The match result was rotten, but I’m proud to report that the Southside spirit does not know when to lay down and say die. Our bus had gone on without us to Seattle to drop off a few travelers who had made overnight arrangements. By the time the match was over, we had a three hour wait before the bus would be back to retrieve us in Ferndale. The pitchers continued flowing, and great philosophical discussions were had about the EPL’s opening match day and the sorry state of Scottish football. We cheered as Gordie air-guitared to some jukebox Metallica. Our pal “Safety Sarah” donned some Top Gun aviator Ray Bans and led us in a sing-along of “You’ve Lost That Loving Feeling.” We drank the place dry and it was awesome.
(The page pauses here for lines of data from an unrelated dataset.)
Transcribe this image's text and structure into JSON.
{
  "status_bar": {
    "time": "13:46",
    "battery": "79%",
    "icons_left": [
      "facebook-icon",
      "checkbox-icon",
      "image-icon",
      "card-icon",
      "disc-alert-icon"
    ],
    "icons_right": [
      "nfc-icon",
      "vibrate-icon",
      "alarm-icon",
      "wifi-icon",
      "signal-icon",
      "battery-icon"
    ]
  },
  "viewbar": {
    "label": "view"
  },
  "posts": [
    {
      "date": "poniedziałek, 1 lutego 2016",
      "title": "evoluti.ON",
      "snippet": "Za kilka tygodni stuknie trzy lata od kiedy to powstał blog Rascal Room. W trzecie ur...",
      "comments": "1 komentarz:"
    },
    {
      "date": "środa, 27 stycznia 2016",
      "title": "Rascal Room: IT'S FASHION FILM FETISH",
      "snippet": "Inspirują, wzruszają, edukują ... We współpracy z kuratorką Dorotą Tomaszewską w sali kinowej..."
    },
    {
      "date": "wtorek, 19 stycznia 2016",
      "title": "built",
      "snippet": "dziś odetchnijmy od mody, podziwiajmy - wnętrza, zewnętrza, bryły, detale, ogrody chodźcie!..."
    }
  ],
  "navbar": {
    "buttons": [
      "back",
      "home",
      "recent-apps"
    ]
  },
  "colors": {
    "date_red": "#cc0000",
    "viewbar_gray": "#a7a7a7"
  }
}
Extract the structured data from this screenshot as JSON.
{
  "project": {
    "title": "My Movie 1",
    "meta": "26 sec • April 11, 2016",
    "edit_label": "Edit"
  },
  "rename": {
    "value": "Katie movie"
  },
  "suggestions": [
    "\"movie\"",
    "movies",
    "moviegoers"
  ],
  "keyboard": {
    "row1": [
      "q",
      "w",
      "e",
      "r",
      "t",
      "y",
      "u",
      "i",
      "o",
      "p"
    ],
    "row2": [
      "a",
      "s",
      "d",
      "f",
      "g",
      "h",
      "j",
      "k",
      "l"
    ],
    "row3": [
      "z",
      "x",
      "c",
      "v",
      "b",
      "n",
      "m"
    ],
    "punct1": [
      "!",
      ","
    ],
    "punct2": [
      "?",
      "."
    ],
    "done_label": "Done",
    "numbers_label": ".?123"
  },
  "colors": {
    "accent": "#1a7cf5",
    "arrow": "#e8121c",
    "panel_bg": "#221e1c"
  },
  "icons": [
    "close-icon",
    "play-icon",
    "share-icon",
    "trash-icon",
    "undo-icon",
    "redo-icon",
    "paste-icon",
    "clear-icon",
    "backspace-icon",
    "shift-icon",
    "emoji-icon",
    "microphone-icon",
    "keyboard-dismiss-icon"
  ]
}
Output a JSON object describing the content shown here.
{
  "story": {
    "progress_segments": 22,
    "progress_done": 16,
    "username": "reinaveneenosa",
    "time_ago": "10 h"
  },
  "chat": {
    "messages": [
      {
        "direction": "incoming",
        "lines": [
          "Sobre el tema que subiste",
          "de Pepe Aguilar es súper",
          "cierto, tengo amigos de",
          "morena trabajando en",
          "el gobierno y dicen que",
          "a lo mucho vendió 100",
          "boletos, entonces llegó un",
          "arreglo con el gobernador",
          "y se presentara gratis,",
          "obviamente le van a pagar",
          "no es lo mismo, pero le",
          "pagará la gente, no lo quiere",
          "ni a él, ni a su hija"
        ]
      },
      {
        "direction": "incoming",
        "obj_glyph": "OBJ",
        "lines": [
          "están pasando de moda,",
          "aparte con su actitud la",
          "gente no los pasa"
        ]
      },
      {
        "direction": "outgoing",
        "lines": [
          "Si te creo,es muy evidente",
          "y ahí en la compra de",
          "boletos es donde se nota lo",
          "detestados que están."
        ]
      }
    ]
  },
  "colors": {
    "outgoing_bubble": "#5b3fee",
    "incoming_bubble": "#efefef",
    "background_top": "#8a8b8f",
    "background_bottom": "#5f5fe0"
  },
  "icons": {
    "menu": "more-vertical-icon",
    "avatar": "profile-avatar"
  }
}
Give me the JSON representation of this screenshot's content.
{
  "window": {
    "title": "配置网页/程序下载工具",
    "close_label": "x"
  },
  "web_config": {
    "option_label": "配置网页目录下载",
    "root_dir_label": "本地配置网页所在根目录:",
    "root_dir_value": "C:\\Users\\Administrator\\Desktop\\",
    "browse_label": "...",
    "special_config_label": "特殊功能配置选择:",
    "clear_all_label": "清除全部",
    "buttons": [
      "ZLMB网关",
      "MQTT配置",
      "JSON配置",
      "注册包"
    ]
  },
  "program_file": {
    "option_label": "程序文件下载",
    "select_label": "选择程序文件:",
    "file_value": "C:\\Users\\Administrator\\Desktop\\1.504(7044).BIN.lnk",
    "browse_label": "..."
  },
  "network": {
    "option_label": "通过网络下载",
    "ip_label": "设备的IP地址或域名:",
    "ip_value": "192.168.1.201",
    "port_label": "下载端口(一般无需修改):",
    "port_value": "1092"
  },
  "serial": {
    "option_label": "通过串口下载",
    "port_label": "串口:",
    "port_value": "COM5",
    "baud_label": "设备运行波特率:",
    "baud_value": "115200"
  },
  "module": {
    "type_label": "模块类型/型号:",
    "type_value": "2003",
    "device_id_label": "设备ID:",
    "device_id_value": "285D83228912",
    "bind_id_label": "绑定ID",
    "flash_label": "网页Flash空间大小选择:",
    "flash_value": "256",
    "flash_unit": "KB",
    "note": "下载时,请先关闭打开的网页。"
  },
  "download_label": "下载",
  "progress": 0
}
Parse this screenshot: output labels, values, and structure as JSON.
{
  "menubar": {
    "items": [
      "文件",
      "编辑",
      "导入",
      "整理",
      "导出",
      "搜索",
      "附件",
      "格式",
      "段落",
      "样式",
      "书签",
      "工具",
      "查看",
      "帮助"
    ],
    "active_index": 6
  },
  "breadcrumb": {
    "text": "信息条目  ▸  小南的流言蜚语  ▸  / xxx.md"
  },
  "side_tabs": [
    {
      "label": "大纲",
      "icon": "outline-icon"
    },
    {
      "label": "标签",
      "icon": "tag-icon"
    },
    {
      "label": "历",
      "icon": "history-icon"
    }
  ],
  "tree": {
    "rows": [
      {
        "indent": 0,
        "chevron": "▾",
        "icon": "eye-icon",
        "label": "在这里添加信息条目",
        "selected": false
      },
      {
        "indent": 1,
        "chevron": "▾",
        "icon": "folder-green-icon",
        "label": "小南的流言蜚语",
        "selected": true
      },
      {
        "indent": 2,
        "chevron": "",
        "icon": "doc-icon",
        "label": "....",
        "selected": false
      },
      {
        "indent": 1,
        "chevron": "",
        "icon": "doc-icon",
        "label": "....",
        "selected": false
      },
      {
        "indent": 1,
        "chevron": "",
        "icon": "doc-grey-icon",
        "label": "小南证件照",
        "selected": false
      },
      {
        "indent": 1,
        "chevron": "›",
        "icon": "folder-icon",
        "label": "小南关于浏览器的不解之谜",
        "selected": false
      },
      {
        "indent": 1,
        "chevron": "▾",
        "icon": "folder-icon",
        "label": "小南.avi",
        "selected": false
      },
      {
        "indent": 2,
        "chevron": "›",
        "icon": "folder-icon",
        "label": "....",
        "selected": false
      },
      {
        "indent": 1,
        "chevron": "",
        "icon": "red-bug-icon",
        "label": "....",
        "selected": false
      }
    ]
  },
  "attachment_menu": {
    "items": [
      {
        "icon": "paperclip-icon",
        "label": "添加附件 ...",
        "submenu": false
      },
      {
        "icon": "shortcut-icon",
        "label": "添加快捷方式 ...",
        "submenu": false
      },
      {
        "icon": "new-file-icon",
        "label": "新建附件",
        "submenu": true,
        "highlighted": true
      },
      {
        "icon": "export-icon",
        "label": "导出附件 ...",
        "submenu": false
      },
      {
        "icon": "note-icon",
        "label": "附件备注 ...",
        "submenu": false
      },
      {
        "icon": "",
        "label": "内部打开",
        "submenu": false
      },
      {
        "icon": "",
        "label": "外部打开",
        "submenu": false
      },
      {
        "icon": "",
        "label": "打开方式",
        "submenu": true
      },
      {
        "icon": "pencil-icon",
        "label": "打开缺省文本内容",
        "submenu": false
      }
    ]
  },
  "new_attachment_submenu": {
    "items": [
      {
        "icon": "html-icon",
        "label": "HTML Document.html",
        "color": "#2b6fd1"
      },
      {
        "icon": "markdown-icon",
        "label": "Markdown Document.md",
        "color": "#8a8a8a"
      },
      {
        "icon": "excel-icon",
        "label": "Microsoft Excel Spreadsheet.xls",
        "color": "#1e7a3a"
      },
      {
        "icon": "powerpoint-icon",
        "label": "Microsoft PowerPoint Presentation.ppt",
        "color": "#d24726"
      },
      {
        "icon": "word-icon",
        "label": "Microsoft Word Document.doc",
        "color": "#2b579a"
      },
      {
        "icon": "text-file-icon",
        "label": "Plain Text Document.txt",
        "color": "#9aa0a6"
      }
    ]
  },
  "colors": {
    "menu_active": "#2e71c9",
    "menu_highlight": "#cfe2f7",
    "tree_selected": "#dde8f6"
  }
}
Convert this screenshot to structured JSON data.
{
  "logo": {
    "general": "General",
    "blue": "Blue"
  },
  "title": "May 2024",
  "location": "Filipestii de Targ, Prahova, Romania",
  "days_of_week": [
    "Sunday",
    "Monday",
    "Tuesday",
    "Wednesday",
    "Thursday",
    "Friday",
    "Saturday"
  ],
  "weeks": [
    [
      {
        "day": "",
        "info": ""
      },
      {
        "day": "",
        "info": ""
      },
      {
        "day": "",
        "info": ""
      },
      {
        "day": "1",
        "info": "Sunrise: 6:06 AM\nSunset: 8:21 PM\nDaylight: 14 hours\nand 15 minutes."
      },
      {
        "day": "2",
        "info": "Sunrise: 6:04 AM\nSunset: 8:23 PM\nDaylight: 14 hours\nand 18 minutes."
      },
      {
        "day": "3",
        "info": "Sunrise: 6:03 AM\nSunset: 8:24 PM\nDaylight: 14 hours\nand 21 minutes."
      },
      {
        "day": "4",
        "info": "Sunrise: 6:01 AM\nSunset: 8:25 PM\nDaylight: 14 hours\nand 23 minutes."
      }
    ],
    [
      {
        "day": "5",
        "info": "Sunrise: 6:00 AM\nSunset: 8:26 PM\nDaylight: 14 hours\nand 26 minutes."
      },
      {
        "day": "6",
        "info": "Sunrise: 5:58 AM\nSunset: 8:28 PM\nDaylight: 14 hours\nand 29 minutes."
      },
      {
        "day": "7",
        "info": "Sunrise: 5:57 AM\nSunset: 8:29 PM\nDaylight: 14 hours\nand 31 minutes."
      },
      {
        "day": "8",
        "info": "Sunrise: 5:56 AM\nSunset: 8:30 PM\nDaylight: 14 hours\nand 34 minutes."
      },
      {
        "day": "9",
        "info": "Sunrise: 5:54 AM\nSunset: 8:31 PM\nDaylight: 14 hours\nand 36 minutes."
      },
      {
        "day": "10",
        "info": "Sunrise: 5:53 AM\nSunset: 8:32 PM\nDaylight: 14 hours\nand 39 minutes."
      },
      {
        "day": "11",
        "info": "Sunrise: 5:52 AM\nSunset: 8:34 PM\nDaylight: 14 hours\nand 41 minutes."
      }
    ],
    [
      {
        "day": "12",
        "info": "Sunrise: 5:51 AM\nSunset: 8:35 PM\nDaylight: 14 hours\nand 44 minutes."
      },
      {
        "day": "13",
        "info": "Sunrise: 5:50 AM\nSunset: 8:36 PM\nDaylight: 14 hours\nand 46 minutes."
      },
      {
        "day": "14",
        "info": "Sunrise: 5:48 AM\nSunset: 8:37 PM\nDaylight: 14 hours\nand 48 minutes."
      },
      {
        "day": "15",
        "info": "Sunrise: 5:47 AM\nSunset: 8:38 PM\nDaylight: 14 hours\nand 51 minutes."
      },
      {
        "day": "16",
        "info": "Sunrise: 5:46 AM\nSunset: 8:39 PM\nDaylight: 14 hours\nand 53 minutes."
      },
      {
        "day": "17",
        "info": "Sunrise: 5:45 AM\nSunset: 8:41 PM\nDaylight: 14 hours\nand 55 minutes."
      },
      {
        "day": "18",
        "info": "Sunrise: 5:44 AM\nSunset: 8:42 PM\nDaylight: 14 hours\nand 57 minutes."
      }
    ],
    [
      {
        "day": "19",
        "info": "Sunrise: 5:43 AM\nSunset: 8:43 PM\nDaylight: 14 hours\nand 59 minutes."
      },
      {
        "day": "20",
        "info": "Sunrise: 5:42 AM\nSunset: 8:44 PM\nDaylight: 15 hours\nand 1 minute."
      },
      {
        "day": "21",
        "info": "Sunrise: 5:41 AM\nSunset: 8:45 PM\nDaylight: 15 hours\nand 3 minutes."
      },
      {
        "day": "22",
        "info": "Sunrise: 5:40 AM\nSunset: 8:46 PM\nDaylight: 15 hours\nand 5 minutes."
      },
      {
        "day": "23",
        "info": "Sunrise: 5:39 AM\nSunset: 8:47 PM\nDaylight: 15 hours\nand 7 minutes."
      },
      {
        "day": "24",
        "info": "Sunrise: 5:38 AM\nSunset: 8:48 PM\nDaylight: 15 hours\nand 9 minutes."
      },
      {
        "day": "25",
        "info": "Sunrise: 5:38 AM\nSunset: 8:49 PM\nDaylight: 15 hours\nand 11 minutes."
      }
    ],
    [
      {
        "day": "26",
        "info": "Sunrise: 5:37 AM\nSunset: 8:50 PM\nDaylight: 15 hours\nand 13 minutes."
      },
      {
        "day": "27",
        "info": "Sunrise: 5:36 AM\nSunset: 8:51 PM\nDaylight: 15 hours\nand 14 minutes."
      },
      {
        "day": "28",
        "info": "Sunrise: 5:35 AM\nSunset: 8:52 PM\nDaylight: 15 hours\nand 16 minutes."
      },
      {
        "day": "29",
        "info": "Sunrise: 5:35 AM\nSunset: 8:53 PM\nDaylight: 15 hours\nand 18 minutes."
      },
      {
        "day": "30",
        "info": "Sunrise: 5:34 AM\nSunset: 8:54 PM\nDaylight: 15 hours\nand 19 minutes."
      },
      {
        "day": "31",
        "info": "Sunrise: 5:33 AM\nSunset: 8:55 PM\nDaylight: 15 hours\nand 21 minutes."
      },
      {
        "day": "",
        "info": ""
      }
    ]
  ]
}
Our small town invasion did unfortunately result in at least one unforeseen casualty. One fellow slipped on the pavement just up the street from the pub, and he unfortunately suffered a broken nose, chipped teeth and some gnarly road rash on his face. Several of us leapt into action. I rounded up some paper towels and bottled water from local businesses while others tended to his immediate care. We were very fortunate to have a nurse travelling with us, and she did an outstanding job of getting the bleeding under control and assessing the severity of the goose-egg forming on his noggin.

To our fallen comrade, whom we dropped off at St. Paul’s Hospital in Vancouver on the way back home, we wish you a speedy recovery.

To Erica, our very own Florence Nightingale, we sincerely thank you for your assistance. We wish you well on your upcoming interview at Surrey Memorial.

To everyone else who helped out, the Southsiders thank you too.

To Canada, we thank you for our health care system.

There’s not much more that can be said about the fateful events of August 18, 2012. Time and time again we were sideswiped by soul-crushing adversity, but we refused to lay down and give up. We pulled together. We took care of each other. We laughed off the horrible result and had the EXCELLENT time we had all hoped to have in Seattle.

It’s not just me who feels that way… here’s a couple of great tweets from my fellow travelers that I came across searching the #CapsOnTour hashtag on Twitter:

@7semiao: As far as I’m concerned I paid $75 cover for a party with the cheapest drinks ever and a Whitecaps game in the middle. Not bad. #CapsOnTour

@scotth26: Downtown #Ferndale experience = success thanks to $6.75 pitchers of beer #godblessamerica. Who needs Seattle when you got that! #CapsOnTour

I think we can all agree that if there was a prevailing theme for the day, it was this:

This is the first time in Southsiders history that one of our buses has ever missed a match. Everyone on board were great sports about it, and together we had an awesome time. By the power of Grayskull, we WILL make it to Portland on Saturday!!!

And if we don’t… J

Follow Johnnie on Twitter at @johnniemonster

[Special thank to all whose photos are featured in this piece.]